Where $$v_0$$ is in $$\frac{\text{m}}{\text{s}}$$, $$\text{P}$$ is the pressure in $$\text{Pa}$$ and $$\rho$$ is the density of air in $$\frac{\text{kg}}{\text{m}^3}$$.

### Intonation number

Finally, we get the formula for the intonation number.

$$\text{I} = \frac{v_0 \cdot \sqrt{\text{h}_0}}{f \cdot \sqrt[H]{H}}$$

$$\text{h}_0$$ is the mouth width in $$\text{m}$$ and $$\text{H} [\text{m}]$$ is the cutup height. Note that in this formula all lengths appear to be in $$\text{cm}$$, like $$v_0 \left[\frac{\text{cm}}{\text{s}}\right]$$.

For us this works out as

$$\text{I} = \frac{\sqrt{\frac{2 \cdot \text{D} \cdot \text{P}}{\rho \cdot \text{H}^3}}}{f}$$

With $$\text{D} [\text{m}]$$ jet thickness.

The intonation number doesn’t have a unit. It determines the efficiency of a pipe. At $$\text{I} = 2$$ the pipe is working at optimum efficiency, which means that most of the energy is used to create the fundamental note of the pipe. This is usually wanted for pipes with few harmonics, like flutes. A principal stop would have an intonation number of $$2.5 - 3$$. Nearing an intonation number of $$3$$ the pipe tends to overblow.
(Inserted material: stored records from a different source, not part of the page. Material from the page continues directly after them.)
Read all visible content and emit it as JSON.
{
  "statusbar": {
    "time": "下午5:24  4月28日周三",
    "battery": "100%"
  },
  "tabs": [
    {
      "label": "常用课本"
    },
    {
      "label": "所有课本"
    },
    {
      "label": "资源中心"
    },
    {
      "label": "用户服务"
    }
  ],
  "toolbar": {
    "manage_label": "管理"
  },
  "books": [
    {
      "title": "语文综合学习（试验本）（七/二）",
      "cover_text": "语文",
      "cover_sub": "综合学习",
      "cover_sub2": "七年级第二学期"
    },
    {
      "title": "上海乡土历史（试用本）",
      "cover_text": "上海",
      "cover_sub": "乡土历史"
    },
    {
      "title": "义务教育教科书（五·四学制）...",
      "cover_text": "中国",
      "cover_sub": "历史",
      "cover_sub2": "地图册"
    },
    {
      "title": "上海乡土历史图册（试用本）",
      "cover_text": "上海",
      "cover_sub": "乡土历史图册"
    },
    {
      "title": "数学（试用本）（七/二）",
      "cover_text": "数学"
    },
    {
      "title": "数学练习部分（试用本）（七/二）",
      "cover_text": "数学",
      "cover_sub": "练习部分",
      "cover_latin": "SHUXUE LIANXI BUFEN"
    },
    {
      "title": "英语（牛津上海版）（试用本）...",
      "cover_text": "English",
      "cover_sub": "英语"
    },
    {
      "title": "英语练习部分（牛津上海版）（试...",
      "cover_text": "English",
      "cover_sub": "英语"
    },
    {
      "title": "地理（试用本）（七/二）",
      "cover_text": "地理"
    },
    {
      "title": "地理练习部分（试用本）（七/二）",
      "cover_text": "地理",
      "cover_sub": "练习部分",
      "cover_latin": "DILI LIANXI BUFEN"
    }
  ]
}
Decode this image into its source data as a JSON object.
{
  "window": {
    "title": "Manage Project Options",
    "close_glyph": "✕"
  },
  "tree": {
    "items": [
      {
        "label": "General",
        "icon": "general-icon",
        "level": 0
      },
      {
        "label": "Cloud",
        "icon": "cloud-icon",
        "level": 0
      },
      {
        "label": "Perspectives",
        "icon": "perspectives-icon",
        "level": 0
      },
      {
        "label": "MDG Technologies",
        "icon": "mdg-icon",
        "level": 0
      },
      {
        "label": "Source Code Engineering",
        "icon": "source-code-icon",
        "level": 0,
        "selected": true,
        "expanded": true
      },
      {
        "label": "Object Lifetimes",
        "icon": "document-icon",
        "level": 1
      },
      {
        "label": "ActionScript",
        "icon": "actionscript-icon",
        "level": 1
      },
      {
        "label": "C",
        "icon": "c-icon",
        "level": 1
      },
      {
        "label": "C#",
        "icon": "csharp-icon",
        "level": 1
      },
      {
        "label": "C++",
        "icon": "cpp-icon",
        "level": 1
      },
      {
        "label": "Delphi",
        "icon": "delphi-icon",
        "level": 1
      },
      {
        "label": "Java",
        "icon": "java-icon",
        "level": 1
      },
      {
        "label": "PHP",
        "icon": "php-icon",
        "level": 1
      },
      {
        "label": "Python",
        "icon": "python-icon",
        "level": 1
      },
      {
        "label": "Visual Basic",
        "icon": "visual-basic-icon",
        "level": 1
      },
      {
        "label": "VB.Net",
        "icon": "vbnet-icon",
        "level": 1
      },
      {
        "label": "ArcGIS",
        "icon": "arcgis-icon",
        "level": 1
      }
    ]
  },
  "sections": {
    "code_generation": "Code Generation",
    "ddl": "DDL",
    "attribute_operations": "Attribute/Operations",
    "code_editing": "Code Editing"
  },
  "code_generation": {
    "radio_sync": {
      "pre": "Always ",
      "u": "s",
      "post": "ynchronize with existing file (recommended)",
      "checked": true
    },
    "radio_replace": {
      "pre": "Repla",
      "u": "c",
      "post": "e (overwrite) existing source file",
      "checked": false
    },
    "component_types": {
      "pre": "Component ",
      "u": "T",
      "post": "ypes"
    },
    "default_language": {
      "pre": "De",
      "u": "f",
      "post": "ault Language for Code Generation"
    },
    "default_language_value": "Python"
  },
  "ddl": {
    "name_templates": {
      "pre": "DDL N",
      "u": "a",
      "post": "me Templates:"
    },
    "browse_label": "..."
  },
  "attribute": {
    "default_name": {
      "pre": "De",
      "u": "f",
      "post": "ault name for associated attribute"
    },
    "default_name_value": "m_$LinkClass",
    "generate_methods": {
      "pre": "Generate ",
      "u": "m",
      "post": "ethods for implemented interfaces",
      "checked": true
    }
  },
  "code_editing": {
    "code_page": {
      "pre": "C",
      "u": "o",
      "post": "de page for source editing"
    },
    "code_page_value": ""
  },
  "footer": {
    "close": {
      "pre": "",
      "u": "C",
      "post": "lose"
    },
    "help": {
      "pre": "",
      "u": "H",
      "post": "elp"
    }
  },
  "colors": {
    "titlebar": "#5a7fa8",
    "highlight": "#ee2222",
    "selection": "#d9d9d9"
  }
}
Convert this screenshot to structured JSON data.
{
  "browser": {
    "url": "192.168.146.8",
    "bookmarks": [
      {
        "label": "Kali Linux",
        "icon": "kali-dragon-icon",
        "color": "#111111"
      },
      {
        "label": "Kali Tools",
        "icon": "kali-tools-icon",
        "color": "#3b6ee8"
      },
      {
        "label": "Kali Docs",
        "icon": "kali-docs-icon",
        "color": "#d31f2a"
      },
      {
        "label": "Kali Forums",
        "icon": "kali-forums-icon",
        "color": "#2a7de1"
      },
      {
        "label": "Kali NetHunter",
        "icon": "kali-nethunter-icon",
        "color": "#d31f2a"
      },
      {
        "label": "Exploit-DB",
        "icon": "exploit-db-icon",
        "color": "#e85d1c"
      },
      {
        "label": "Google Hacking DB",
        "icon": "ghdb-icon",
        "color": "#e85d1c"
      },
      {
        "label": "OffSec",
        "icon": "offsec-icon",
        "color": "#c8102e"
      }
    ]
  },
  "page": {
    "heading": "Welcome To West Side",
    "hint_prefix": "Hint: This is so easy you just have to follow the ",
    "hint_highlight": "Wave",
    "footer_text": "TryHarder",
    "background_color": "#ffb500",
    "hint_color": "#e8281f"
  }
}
This is why thin, long pipes like the violins usually have a frein attached to them. It stabilizes the air flow.

### Air consumption

Calculating the air consumption of the pipe is pretty straight-forward.

$$\text{Y} = v_0 \cdot \text{A} = v_0 \cdot \text{D} \cdot \text{h}_0$$

With $$\text{A} [\text{m}^2]$$ jet area and $$\text{Y} \left[\frac{\text{m}^3}{\text{s}}\right]$$ air consumption rate.

#### Air hole

Ising says that the air hole should be at least

$$\text{A}_\text{air hole} \geq 10 \cdot \text{A}$$

### Sound pressure and power

Ising also gives some formulas for calculating the sound pressure and power of organ pipes, but as they seem to be a bit off I won’t explain them here. I included them as an experimental feature in pipecalc, look at the code if you want to know more.

## Other important formulas

As there are still some unknown parameters. That’s why I added some formulas based on other works, like calculating the pipes relative to the Normalmensur by Töpfer.

$$d = 0.15555 \cdot 0.957458^{\text{h}}$$

With $$\text{h}$$ in halftone-distance to C2 (international/scientific pitch notation) and $$d$$ (pipe diameter) in $$\text{m}$$.

The mouth width and cutup height are just set relative to the circumference of the pipe, which seems to be a regular way of doing it.